It may also be an excellent time to consider which employees want to come back and which ones don’t feel safe. Those answers could take care of the problem for you.

2.  What About Office Visitors?

Regardless of the type of business, visitors to the workplace are a fact of life. Sales calls, interviews, and client meetings are bound to happen at some level. Of course, you can do what you can to minimize visitors by having virtual meetings and interviews, but some traffic is bound to come in. The key is to have a plan

Who will greet visitors, and where? Can you establish one “safe zone” or meeting room to use for all visitors? Once you have a plan in place, be sure to post signage to give your visitors a heads up to your game plan before they step foot through the door.

3. You Have Customers

If your business isn’t just an office, but a business that caters to the public, you will have customers. And where you have customers, you have lines. You may need to adjust the layout of your business to accommodate lines. Use markings and signage to direct customer traffic flow and to keep social distancing measures in place. 

How can you minimize your customer traffic without cutting your profits? Offer curbside pickup if you can. You get to keep registers ringing, but you’ll also make a lot of customers happy by offering a safe, convenient way for them to patronize your business.

4. Someone Gets Sick at Work

This is a scary one. No matter what you do to keep your workplace safe, there’s always a chance that someone will come to work and only then start to feel symptoms. You can (and should) encourage your employees to stay home from work if they are feeling any symptoms at all. It doesn’t matter if it’s just a cold, the flu, or telltale signs of COVID-19. 

But what’s the plan for the employee who gets ill while at work? If it’s easy to send them home, great. Do that. But if not, you’ll need to get them into some quarantine to keep your other employees safe.

Establish a room that can work as a quarantine area for sick employees. Make it as comfortable as possible for them while they wait for medical attention or family. Find one that’s big enough to have a couch or something so they can lie down. 

It may seem paranoid to have a quarantine room, but it will be necessary for a while.

5.  Breakrooms and Restrooms

When your employees come back to work, you can’t expect them to sit at their desk the entire day. They are human, after all. 
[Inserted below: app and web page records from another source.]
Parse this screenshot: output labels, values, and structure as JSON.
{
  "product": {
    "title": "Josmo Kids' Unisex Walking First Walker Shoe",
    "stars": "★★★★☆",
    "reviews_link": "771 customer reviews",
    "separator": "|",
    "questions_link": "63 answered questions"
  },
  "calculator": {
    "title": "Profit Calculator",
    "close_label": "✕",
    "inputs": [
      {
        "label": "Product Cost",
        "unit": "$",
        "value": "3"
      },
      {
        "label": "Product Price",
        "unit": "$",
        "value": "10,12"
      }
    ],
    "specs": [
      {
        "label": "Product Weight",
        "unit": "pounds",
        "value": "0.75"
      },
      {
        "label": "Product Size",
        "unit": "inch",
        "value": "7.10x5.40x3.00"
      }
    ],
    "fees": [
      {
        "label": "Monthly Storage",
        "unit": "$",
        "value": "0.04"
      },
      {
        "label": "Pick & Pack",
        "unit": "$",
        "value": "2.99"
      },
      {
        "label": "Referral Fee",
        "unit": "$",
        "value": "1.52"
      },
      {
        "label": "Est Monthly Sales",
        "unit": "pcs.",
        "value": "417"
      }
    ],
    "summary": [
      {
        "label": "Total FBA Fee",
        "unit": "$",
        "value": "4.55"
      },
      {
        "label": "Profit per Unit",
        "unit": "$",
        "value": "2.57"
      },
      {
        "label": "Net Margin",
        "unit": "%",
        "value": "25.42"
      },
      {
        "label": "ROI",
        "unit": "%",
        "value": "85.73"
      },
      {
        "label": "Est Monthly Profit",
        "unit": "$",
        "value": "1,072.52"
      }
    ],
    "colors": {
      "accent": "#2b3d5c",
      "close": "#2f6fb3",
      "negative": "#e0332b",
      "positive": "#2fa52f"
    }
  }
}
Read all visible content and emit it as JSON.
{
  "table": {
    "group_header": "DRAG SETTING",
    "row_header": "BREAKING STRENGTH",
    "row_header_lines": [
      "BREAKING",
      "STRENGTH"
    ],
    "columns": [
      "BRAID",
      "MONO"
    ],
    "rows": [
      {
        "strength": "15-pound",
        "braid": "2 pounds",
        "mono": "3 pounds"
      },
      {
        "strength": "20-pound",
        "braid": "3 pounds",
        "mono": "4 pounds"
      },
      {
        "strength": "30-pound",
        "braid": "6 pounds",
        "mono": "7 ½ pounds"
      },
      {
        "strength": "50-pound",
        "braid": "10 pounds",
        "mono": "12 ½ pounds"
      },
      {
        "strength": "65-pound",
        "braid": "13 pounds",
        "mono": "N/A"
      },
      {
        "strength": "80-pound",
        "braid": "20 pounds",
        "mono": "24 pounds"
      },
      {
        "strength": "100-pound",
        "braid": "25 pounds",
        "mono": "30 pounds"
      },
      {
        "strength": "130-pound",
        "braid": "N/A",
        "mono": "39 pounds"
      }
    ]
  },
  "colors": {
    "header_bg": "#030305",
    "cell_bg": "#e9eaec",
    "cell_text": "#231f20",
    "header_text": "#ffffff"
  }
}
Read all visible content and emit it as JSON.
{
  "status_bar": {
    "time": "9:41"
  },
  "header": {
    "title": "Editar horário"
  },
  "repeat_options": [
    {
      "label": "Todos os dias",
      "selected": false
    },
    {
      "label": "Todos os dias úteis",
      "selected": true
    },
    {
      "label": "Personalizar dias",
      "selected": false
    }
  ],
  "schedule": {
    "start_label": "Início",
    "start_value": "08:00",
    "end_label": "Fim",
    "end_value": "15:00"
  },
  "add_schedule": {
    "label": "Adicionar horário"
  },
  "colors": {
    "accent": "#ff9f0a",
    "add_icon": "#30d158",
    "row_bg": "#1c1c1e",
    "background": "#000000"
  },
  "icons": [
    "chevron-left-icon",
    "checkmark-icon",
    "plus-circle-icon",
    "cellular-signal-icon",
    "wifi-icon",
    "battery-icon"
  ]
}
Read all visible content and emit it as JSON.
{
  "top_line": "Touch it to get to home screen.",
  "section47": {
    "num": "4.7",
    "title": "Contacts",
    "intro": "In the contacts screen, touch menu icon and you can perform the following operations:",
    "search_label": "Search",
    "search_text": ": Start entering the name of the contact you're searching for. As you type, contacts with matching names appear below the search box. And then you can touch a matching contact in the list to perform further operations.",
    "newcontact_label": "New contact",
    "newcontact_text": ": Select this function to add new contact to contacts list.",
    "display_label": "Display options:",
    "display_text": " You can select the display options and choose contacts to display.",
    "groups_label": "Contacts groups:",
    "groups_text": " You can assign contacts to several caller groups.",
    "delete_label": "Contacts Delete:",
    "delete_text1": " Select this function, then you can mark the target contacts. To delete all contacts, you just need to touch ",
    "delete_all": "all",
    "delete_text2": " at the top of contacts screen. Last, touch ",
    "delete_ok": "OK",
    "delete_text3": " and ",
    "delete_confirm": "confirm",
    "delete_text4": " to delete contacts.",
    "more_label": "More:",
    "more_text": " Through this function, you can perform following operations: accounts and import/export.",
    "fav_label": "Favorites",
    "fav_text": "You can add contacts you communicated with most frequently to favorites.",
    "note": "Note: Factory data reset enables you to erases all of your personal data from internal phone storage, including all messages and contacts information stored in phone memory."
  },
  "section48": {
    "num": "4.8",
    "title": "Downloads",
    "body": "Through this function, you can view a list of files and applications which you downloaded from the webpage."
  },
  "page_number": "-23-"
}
If your breakroom is small, do what you can to separate tables for social distancing. You may want to stagger breaks to minimize the number of people hoping to use the break room at any one given time.

Restrooms are a tough spot. Encourage your employees to take turns and wait outside if there appear to be more than one or two people in the restroom at a time. It may be worth the effort and expense to have bathroom monitors assigned to limit the number of people going in.

As for those soap dispensers, you’ll want to keep them well-stocked at all times!

Back to Work Means Back to Life

Despite the challenges and fears of getting back out there and opening up places of work, it has to happen at some point. Give yourself and your staff the time you need to do it right and establish a functional but safe workspace. Be open to feedback. Your employees need to feel that they have some say in their safety, and they may give you some great ideas.

A FREE Resource to Help

When you are ready to start planning your employees return to work, start with the Back to Work - Quick Start Guide. You’ll find the information you need to know before getting back to work and a few tips for optimizing your workspace. 

Stay safe, and stay productive!

Backto Work Booklet

Download this guide to learn the 7 easy COVID-19 solutions to protect the health of your employees and visitors and eliminate the spread of this virus in your workplace.